About 30 presenters had requested an opportunity to speak.
“I don’t think children can endure that,” said Justin Rushton, a father who expressed concerns about the three hours he claimed kids would spend on buses each day.
Diane Powell said not much has changed in the five years since the last review of the school, in which it was decided the school shouldn’t be closed. She questioned if the decision to review it again indicated a bias against Wentworth. Powell said the review was attack on rural Nova Scotia and rural life across the country, and said failing pulp companies seem to be a bigger priority for the government than educating children.

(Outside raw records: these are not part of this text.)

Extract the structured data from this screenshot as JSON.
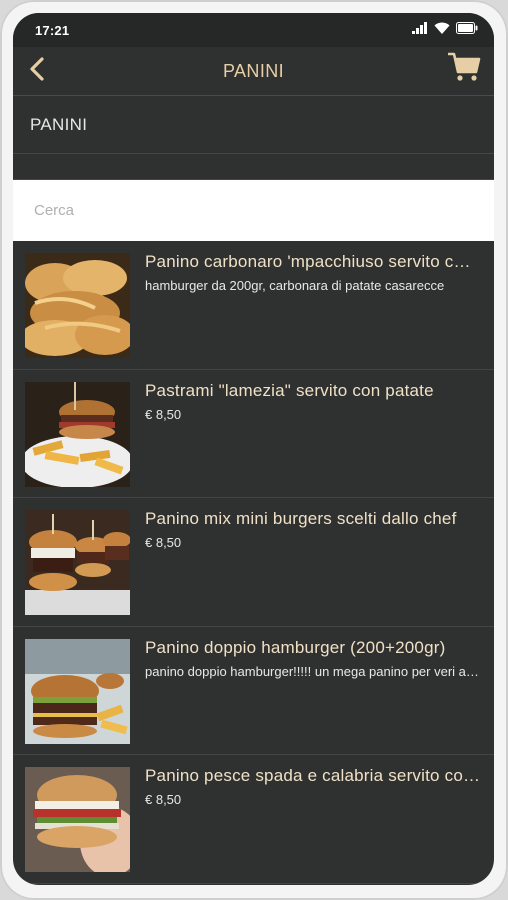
{
  "status_bar": {
    "time": "17:21"
  },
  "header": {
    "title": "PANINI"
  },
  "category": {
    "label": "PANINI"
  },
  "search": {
    "placeholder": "Cerca",
    "value": ""
  },
  "products": [
    {
      "name": "Panino carbonaro 'mpacchiuso servito con patate",
      "detail": "hamburger da 200gr, carbonara di patate casarecce"
    },
    {
      "name": "Pastrami \"lamezia\" servito con patate",
      "detail": "€ 8,50"
    },
    {
      "name": "Panino mix mini burgers scelti dallo chef",
      "detail": "€ 8,50"
    },
    {
      "name": "Panino doppio hamburger (200+200gr)",
      "detail": "panino doppio hamburger!!!!! un mega panino per veri affamati"
    },
    {
      "name": "Panino pesce spada e calabria servito con patate",
      "detail": "€ 8,50"
    }
  ],
  "colors": {
    "background": "#2f3030",
    "accent_gold": "#e6cfa6",
    "status_bar": "#262727"
  },
  "icons": {
    "back": "chevron-left-icon",
    "cart": "shopping-cart-icon"
  }
}
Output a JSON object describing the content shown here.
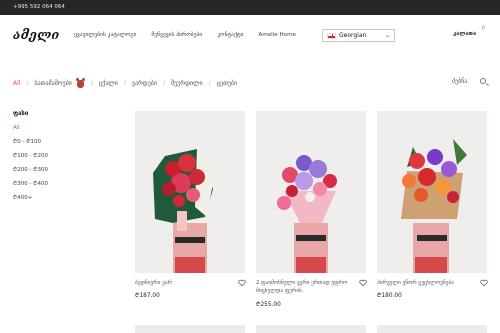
{
  "topbar": {
    "phone": "+995 592 064 064"
  },
  "header": {
    "logo": "ამელი",
    "nav": [
      {
        "label": "ყვავილების კატალოგი"
      },
      {
        "label": "მეწვევის პირობები"
      },
      {
        "label": "კონტაქტი"
      },
      {
        "label": "Amelie Home"
      }
    ],
    "language": {
      "selected": "Georgian"
    },
    "cart": {
      "label": "კალათა",
      "count": "0"
    }
  },
  "filters": {
    "all": "All",
    "items": [
      {
        "label": "სათამაშოები"
      },
      {
        "label": "ცქალი"
      },
      {
        "label": "ვარდები"
      },
      {
        "label": "შეურდილი"
      },
      {
        "label": "ცეთები"
      }
    ],
    "search": "ძებნა"
  },
  "sidebar": {
    "title": "ფასი",
    "options": [
      {
        "label": "All",
        "active": true
      },
      {
        "label": "₾0 - ₾100"
      },
      {
        "label": "₾100 - ₾200"
      },
      {
        "label": "₾200 - ₾300"
      },
      {
        "label": "₾300 - ₾400"
      },
      {
        "label": "₾400+"
      }
    ]
  },
  "products": [
    {
      "name": "ბედნიერი ვარ",
      "price": "₾187.00"
    },
    {
      "name": "2 ფაიმოხნული ვერი ერთად უფრო მიცხელდა ფერის",
      "price": "₾255.00"
    },
    {
      "name": "პირველი ვნორ ცეცხლოვნება",
      "price": "₾180.00"
    }
  ],
  "colors": {
    "accent": "#e24a56",
    "topbar": "#262626"
  }
}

The school plays a role hosting Community Schools activities, according to Laurel Adams, such as yoga, zumba and Alcoholics Anonymous meetings.
“I’m frustrated,” said Donna Reid, parent of a child who will attend the school in the future if it stays open.
The mother expressed her disappointment in what she said was a lack of support from the board member for the Wentworth region, Margie Nicholson.
Brandon Levy said it takes a village to raise a child, and a school is the heart of a village. And Cecil MacLeod challenged everything from what he felt were overpayments to staff to underpayments for school repairs.
“Stop the review,” said Jamie Baillie, MLA for Cumberland South and leader of the provincial Progressive Conservatives, in the wake of saying the school review committee did a “great and thorough job” of poking holes in the facts and figures of the impact assessment.
Board members were prevented by the framework of the public consultation process from defending the impact assessment report or rebutting the claims of critics.
A spokesperson for the board, Debbie Buott-Matheson, said board members welcomed the opportunity to hear directly from the community.
“This is a difficult process…they have been given much to consider and take their responsibility seriously,” she said.
Details are being arranged for follow-up interviews with the chair of the board, Trudy Thompson, as well as other stakeholders in this developing story…